* YOUR INSTRUCTIONS *
Print out every line of the material exactly. Include no pictures.

* PROVIDED RECORDS *
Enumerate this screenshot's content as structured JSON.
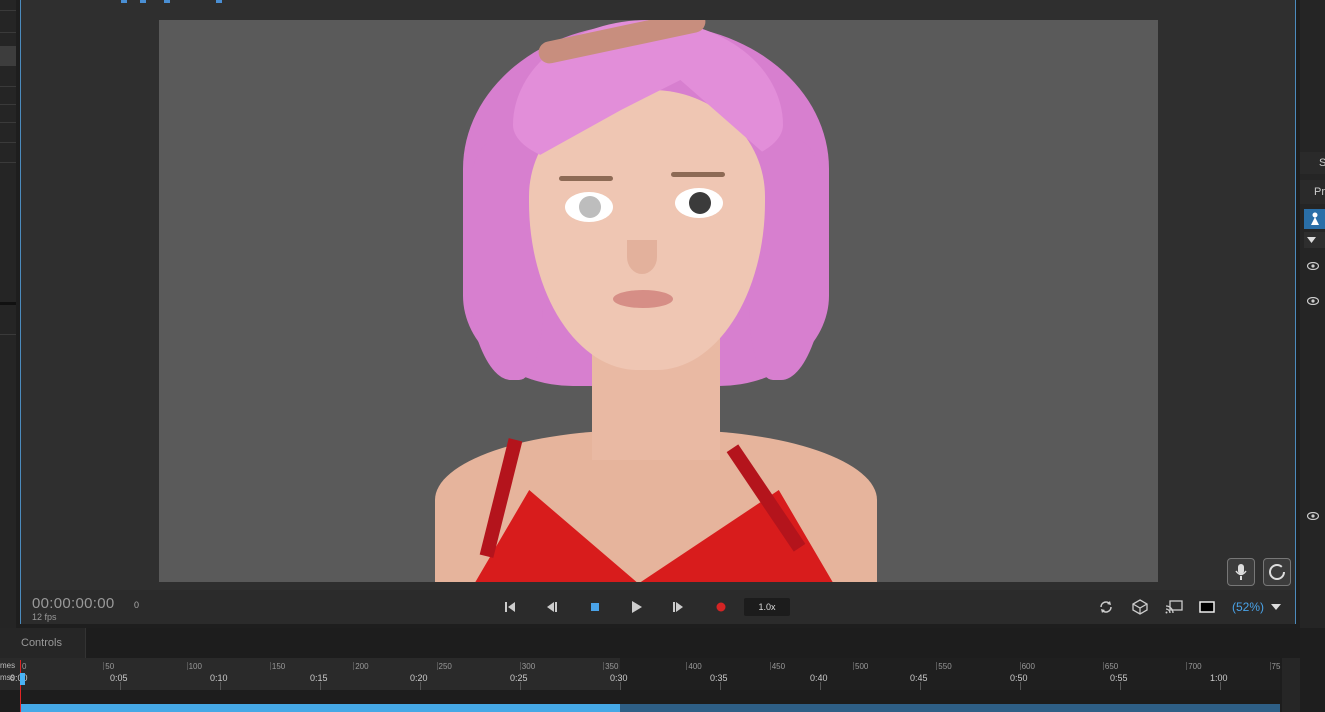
{
  "timecode": "00:00:00:00",
  "fps": "12 fps",
  "frame": "0",
  "speed": "1.0x",
  "zoom": "(52%)",
  "right_panel": {
    "header1": "S",
    "header2": "Pr"
  },
  "bottom": {
    "controls_tab": "Controls",
    "ruler_label_frames": "mes",
    "ruler_label_time": "mss"
  },
  "ruler": {
    "frames": [
      "0",
      "50",
      "100",
      "150",
      "200",
      "250",
      "300",
      "350",
      "400",
      "450",
      "500",
      "550",
      "600",
      "650",
      "700",
      "75"
    ],
    "times": [
      "0:00",
      "0:05",
      "0:10",
      "0:15",
      "0:20",
      "0:25",
      "0:30",
      "0:35",
      "0:40",
      "0:45",
      "0:50",
      "0:55",
      "1:00"
    ]
  },
  "colors": {
    "accent": "#4aa3e8",
    "record": "#d42424",
    "track": "#45a8e6",
    "hair": "#d77fcf",
    "top": "#d81c1c"
  },
  "icons": [
    "skip-to-start-icon",
    "step-back-icon",
    "stop-icon",
    "play-icon",
    "step-forward-icon",
    "record-icon",
    "loop-icon",
    "camera-cube-icon",
    "cast-icon",
    "aspect-frame-icon",
    "dropdown-arrow-icon",
    "microphone-icon",
    "refresh-circle-icon",
    "eye-icon"
  ]
}
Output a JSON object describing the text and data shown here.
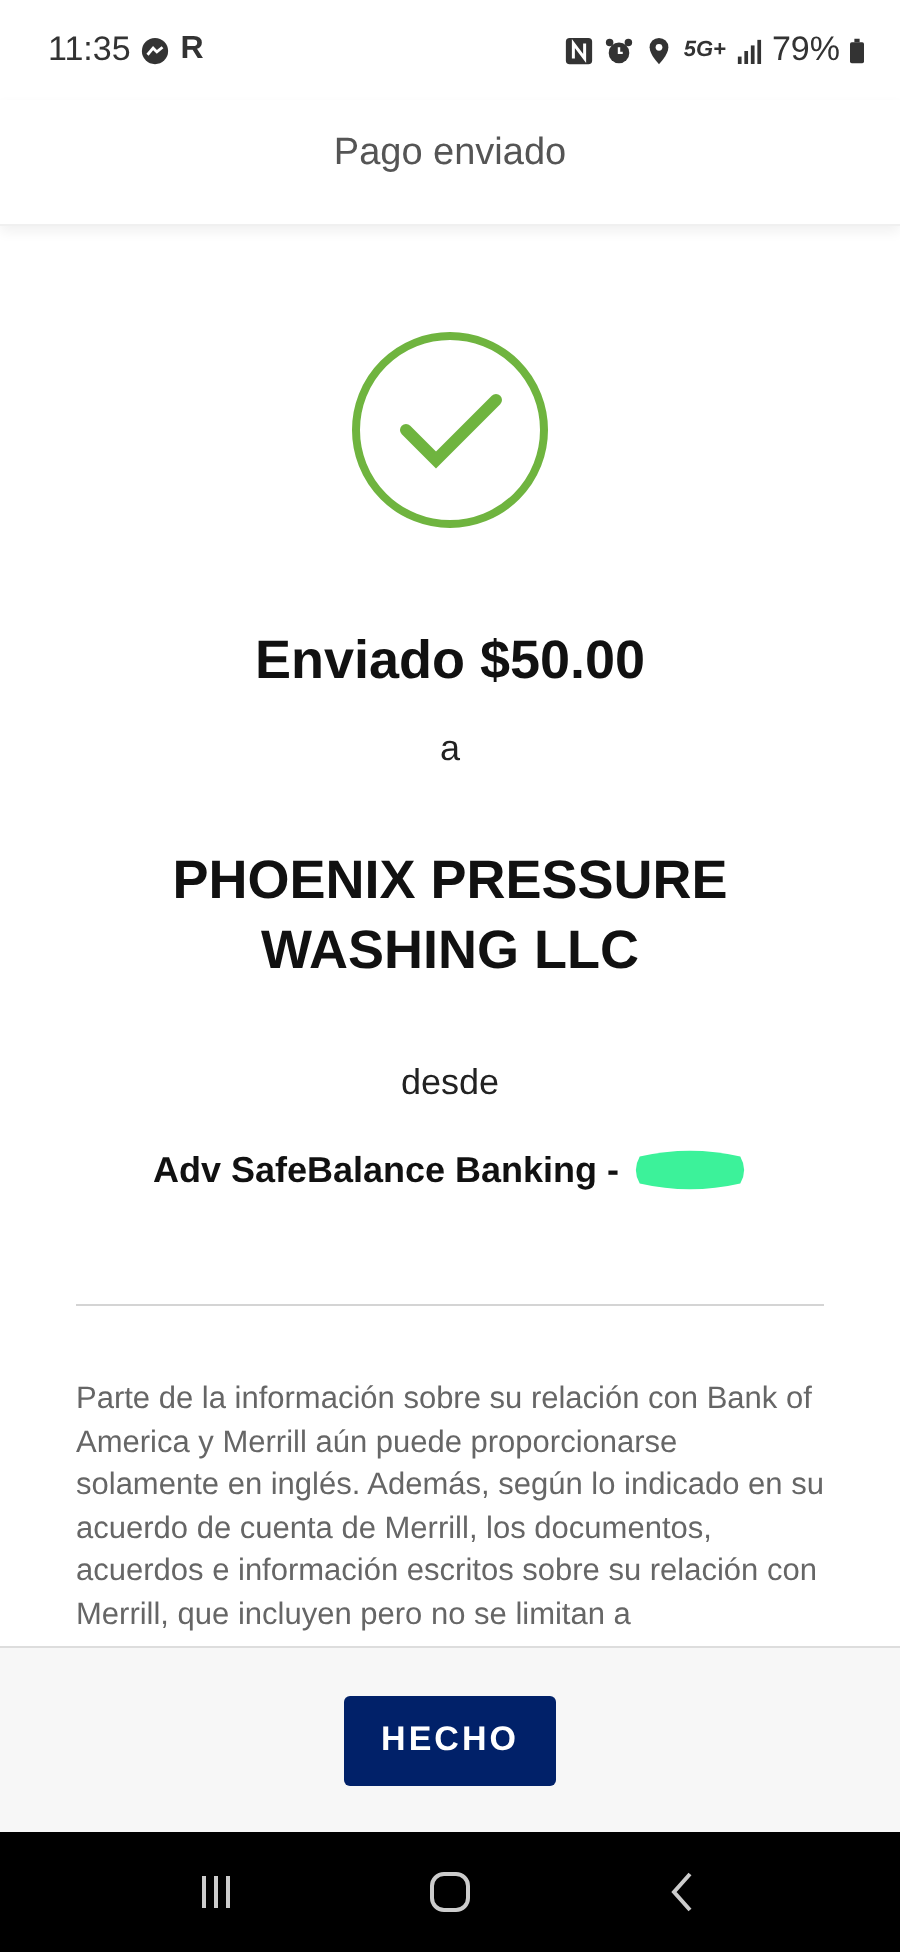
{
  "status_bar": {
    "time": "11:35",
    "app_letter": "R",
    "network": "5G+",
    "battery": "79%"
  },
  "header": {
    "title": "Pago enviado"
  },
  "confirmation": {
    "amount_line": "Enviado $50.00",
    "to_word": "a",
    "payee": "PHOENIX PRESSURE WASHING LLC",
    "from_word": "desde",
    "account": "Adv SafeBalance Banking -",
    "account_redacted": true
  },
  "disclosure": "Parte de la información sobre su relación con Bank of America y Merrill aún puede proporcionarse solamente en inglés. Además, según lo indicado en su acuerdo de cuenta de Merrill, los documentos, acuerdos e información escritos sobre su relación con Merrill, que incluyen pero no se limitan a",
  "footer": {
    "button": "HECHO"
  }
}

* SOLUTION FOR THIS TASK *
Enumerate this screenshot's content as structured JSON.
{
  "timecode": "00:00:00:00",
  "fps": "12 fps",
  "frame": "0",
  "speed": "1.0x",
  "zoom": "(52%)",
  "right_panel": {
    "header1": "S",
    "header2": "Pr"
  },
  "bottom": {
    "controls_tab": "Controls",
    "ruler_label_frames": "mes",
    "ruler_label_time": "mss"
  },
  "ruler": {
    "frames": [
      "0",
      "50",
      "100",
      "150",
      "200",
      "250",
      "300",
      "350",
      "400",
      "450",
      "500",
      "550",
      "600",
      "650",
      "700",
      "75"
    ],
    "times": [
      "0:00",
      "0:05",
      "0:10",
      "0:15",
      "0:20",
      "0:25",
      "0:30",
      "0:35",
      "0:40",
      "0:45",
      "0:50",
      "0:55",
      "1:00"
    ]
  },
  "colors": {
    "accent": "#4aa3e8",
    "record": "#d42424",
    "track": "#45a8e6",
    "hair": "#d77fcf",
    "top": "#d81c1c"
  },
  "icons": [
    "skip-to-start-icon",
    "step-back-icon",
    "stop-icon",
    "play-icon",
    "step-forward-icon",
    "record-icon",
    "loop-icon",
    "camera-cube-icon",
    "cast-icon",
    "aspect-frame-icon",
    "dropdown-arrow-icon",
    "microphone-icon",
    "refresh-circle-icon",
    "eye-icon"
  ]
}
Output a JSON object describing the text and data shown here.
{
  "status_bar": {
    "time": "11:35",
    "app_letter": "R",
    "network": "5G+",
    "battery": "79%"
  },
  "header": {
    "title": "Pago enviado"
  },
  "confirmation": {
    "amount_line": "Enviado $50.00",
    "to_word": "a",
    "payee": "PHOENIX PRESSURE WASHING LLC",
    "from_word": "desde",
    "account": "Adv SafeBalance Banking -",
    "account_redacted": true
  },
  "disclosure": "Parte de la información sobre su relación con Bank of America y Merrill aún puede proporcionarse solamente en inglés. Además, según lo indicado en su acuerdo de cuenta de Merrill, los documentos, acuerdos e información escritos sobre su relación con Merrill, que incluyen pero no se limitan a",
  "footer": {
    "button": "HECHO"
  }
}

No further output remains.